== Segment start ==

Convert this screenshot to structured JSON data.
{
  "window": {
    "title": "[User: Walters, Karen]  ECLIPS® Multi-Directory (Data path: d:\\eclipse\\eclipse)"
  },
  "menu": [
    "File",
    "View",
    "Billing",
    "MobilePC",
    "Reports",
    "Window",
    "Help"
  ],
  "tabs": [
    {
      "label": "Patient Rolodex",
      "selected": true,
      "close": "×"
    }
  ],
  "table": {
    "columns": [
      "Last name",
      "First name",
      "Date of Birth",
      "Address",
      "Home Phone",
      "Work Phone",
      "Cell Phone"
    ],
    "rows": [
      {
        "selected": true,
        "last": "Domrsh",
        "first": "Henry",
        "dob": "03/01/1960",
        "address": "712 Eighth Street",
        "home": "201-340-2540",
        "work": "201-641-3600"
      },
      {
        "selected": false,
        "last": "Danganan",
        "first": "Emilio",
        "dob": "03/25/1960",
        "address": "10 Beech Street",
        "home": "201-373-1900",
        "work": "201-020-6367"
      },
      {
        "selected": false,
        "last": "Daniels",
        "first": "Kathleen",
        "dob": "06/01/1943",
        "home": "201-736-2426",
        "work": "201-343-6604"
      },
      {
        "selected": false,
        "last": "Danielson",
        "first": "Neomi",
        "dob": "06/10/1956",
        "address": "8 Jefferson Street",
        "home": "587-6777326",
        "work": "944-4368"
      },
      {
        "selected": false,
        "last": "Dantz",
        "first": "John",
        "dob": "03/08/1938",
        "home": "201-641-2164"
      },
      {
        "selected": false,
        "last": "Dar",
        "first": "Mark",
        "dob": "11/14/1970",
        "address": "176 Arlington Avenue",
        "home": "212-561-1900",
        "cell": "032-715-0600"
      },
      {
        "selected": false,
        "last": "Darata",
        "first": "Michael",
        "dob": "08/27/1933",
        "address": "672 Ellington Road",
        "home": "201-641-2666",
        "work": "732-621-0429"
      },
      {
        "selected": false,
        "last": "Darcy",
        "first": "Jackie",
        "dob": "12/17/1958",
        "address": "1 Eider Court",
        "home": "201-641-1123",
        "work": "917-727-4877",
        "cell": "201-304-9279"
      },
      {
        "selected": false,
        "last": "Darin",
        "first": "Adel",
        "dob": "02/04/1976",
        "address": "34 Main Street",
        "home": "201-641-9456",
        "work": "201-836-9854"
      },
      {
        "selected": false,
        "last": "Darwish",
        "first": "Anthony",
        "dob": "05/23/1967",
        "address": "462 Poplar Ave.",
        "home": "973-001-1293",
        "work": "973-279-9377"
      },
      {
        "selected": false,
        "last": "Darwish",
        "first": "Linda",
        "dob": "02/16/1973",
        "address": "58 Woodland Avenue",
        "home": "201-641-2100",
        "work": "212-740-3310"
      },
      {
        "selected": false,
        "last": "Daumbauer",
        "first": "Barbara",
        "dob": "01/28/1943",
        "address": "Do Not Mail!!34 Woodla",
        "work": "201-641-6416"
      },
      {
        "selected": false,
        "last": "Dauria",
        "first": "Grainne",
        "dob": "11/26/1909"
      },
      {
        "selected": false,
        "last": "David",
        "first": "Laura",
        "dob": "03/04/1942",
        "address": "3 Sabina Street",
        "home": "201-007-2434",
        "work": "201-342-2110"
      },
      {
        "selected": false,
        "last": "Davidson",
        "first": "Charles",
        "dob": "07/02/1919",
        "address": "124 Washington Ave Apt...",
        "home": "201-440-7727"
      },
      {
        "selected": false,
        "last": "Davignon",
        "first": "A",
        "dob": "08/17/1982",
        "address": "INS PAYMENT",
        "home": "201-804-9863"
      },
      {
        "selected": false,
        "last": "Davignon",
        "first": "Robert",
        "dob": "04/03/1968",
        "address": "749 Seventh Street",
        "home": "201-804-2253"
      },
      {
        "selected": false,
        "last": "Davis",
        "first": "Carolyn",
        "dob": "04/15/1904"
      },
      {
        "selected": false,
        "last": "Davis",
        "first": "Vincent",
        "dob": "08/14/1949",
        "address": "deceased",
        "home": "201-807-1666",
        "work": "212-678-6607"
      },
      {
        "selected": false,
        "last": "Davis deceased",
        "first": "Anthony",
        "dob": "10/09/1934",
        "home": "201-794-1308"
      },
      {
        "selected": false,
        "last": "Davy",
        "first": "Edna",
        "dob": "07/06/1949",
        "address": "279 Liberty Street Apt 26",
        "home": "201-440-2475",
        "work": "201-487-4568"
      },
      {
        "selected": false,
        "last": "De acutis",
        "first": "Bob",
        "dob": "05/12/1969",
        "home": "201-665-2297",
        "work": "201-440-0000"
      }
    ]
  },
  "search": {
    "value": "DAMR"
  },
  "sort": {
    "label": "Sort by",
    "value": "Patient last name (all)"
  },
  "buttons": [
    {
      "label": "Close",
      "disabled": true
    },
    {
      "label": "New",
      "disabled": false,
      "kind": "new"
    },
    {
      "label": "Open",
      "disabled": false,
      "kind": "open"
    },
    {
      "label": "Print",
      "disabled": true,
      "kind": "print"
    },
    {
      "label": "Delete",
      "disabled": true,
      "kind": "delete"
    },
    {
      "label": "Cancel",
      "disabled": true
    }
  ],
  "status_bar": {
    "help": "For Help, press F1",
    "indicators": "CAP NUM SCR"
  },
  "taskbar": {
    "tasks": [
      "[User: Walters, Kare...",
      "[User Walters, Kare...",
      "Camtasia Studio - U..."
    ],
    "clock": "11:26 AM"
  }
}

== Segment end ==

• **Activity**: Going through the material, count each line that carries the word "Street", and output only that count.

• **Exercise output**: 7